- Your goal: Tally the lines in the records underneath that contain the string "println", and state the figure by itself.

Items from an interface collection
++++++

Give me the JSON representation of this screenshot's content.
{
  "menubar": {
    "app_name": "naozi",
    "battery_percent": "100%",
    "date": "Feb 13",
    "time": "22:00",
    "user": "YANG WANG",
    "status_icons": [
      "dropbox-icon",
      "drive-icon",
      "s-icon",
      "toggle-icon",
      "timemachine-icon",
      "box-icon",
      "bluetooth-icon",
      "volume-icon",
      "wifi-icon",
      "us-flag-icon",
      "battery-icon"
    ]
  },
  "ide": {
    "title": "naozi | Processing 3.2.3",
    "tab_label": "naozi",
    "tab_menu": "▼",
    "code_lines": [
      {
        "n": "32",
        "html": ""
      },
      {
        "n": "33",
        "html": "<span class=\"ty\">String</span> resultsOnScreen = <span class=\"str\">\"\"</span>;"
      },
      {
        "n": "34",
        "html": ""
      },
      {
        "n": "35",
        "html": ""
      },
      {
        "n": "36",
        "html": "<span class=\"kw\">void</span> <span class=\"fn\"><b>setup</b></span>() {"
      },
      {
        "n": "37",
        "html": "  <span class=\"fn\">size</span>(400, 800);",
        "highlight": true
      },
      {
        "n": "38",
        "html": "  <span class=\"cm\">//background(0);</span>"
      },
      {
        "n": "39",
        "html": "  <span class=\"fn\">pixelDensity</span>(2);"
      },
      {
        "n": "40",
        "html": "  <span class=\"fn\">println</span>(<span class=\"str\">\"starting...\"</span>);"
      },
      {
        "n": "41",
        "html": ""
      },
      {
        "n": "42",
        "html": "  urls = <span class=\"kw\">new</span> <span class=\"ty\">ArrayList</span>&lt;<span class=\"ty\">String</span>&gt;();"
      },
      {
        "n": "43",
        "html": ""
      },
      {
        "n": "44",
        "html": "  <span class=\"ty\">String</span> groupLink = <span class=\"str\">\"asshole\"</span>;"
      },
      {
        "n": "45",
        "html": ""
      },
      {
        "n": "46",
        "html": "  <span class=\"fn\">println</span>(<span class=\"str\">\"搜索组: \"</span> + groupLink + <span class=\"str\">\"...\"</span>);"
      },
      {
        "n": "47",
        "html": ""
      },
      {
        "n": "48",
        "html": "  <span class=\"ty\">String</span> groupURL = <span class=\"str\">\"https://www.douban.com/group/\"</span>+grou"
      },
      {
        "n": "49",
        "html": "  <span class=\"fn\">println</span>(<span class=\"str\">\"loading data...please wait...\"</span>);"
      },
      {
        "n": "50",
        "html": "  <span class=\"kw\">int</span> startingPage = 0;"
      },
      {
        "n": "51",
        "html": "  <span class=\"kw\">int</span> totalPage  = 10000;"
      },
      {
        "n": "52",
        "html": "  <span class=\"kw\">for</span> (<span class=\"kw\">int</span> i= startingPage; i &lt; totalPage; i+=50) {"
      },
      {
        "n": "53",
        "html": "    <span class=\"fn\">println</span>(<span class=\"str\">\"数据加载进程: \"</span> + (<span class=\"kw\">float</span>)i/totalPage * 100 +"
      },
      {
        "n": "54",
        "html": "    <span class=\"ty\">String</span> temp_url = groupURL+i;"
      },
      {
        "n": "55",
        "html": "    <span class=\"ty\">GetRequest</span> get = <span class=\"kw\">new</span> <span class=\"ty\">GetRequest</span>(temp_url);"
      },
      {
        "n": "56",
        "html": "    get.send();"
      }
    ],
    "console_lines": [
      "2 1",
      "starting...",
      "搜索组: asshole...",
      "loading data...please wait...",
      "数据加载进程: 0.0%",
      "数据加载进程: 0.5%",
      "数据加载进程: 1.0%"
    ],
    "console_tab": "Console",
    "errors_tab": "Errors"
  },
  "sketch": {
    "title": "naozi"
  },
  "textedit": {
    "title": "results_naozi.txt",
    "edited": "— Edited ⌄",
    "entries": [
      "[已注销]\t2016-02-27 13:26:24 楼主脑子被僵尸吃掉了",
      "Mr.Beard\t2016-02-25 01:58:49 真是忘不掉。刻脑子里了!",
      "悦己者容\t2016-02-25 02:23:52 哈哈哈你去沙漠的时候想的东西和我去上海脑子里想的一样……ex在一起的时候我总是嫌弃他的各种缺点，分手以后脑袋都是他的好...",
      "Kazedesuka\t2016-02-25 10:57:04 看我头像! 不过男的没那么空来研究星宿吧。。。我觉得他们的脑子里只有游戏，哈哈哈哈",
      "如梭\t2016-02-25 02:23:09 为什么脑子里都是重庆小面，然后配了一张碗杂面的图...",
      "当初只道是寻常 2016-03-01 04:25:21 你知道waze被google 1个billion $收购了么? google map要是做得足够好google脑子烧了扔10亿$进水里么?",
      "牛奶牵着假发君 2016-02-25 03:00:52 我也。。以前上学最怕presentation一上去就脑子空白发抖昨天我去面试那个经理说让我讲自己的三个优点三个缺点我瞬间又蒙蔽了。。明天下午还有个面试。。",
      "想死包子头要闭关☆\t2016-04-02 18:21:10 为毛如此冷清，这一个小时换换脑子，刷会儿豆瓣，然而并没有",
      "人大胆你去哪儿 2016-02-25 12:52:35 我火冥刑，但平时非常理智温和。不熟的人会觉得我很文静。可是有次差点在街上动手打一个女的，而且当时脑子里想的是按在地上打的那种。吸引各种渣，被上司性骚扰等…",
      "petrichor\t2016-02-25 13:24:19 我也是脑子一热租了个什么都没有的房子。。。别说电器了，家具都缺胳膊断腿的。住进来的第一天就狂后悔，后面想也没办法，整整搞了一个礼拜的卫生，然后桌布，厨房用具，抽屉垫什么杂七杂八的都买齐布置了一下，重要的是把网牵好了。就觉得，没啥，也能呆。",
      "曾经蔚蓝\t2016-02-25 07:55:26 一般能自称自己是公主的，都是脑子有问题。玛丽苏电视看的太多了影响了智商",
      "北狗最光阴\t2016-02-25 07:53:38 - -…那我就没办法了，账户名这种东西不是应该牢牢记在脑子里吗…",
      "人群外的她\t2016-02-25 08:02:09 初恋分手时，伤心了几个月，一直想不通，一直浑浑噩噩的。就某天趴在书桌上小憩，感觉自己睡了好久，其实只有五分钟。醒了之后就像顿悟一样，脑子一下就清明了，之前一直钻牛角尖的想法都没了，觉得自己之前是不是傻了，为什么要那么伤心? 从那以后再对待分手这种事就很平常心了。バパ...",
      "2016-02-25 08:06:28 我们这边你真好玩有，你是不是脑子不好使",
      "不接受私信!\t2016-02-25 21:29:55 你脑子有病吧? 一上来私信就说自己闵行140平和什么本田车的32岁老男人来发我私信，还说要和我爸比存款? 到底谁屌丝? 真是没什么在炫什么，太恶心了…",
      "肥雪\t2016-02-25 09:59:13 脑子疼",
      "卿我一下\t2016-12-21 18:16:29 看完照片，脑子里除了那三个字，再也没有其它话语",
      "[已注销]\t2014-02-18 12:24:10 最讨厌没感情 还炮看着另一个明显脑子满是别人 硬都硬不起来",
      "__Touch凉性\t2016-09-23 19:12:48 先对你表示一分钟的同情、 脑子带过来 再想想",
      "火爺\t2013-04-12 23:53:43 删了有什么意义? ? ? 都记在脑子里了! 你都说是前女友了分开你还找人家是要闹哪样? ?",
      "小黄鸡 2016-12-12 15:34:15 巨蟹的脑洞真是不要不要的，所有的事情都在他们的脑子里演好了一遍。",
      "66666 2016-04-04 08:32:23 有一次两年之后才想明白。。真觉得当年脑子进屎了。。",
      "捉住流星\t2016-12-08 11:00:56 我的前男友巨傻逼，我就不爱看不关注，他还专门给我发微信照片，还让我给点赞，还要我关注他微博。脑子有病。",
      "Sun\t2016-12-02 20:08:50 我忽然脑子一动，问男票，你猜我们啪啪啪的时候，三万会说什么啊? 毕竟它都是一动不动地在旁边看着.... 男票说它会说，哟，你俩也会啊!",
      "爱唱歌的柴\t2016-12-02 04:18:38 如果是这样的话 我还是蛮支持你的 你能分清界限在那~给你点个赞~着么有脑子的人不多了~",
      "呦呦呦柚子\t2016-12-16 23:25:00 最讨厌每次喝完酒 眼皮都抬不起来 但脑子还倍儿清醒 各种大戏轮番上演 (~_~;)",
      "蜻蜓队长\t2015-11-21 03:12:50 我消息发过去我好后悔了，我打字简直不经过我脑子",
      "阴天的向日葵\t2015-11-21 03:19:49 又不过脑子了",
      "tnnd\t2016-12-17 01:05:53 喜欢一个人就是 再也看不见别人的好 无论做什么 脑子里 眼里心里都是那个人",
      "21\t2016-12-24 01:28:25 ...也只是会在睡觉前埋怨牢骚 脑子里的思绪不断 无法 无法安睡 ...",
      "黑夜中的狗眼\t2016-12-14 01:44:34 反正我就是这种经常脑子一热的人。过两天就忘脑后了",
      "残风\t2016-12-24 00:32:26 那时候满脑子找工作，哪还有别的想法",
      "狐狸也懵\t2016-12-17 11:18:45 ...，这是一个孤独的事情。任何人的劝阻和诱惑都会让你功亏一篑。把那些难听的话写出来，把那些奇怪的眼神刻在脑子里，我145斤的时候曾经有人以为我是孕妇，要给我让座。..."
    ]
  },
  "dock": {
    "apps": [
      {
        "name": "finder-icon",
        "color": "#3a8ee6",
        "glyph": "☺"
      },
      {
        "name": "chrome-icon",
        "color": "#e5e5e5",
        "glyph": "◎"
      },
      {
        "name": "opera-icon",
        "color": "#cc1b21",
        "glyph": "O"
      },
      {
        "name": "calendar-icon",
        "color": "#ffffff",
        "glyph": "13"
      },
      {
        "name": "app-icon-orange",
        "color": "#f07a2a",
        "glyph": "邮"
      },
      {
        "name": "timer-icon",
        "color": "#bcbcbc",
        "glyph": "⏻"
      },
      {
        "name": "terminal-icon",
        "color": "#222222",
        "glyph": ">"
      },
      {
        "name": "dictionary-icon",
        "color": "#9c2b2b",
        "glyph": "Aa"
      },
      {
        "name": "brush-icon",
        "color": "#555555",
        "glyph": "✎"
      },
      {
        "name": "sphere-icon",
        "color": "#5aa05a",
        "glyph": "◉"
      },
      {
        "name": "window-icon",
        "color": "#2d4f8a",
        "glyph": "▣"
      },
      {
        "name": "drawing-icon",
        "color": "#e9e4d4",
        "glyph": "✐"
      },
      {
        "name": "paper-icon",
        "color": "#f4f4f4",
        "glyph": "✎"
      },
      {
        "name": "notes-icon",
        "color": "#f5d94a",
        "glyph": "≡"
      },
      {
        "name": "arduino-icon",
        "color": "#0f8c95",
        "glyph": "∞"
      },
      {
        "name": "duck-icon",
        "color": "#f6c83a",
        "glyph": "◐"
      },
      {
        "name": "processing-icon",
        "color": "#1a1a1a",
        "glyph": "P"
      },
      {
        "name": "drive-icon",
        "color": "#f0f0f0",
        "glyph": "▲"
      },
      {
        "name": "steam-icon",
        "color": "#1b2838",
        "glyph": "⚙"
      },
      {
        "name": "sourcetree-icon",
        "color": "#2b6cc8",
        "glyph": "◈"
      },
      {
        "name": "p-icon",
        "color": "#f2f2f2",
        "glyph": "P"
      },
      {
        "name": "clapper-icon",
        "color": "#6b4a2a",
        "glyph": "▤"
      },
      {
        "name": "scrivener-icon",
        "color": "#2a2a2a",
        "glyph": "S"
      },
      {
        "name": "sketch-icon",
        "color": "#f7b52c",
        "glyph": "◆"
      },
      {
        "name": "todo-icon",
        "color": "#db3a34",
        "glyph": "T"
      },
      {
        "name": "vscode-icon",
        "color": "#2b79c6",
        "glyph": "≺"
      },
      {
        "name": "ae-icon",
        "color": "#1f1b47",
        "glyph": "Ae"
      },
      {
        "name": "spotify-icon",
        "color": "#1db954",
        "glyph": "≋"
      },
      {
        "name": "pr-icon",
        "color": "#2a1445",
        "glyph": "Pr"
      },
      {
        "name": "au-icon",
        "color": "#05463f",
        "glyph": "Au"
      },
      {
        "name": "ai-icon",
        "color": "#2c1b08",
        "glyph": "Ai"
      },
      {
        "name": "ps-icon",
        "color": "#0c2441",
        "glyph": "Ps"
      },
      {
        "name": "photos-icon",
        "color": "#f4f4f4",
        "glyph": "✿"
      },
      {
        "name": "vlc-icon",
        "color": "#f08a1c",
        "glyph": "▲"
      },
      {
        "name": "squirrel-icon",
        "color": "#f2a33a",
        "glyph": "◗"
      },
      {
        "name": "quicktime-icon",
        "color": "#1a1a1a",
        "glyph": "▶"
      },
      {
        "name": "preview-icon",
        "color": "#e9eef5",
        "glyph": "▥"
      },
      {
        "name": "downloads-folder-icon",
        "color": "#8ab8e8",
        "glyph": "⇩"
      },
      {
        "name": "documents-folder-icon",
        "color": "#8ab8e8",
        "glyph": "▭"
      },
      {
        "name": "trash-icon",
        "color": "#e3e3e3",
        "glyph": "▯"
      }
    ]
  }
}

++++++

- Result of the task: 4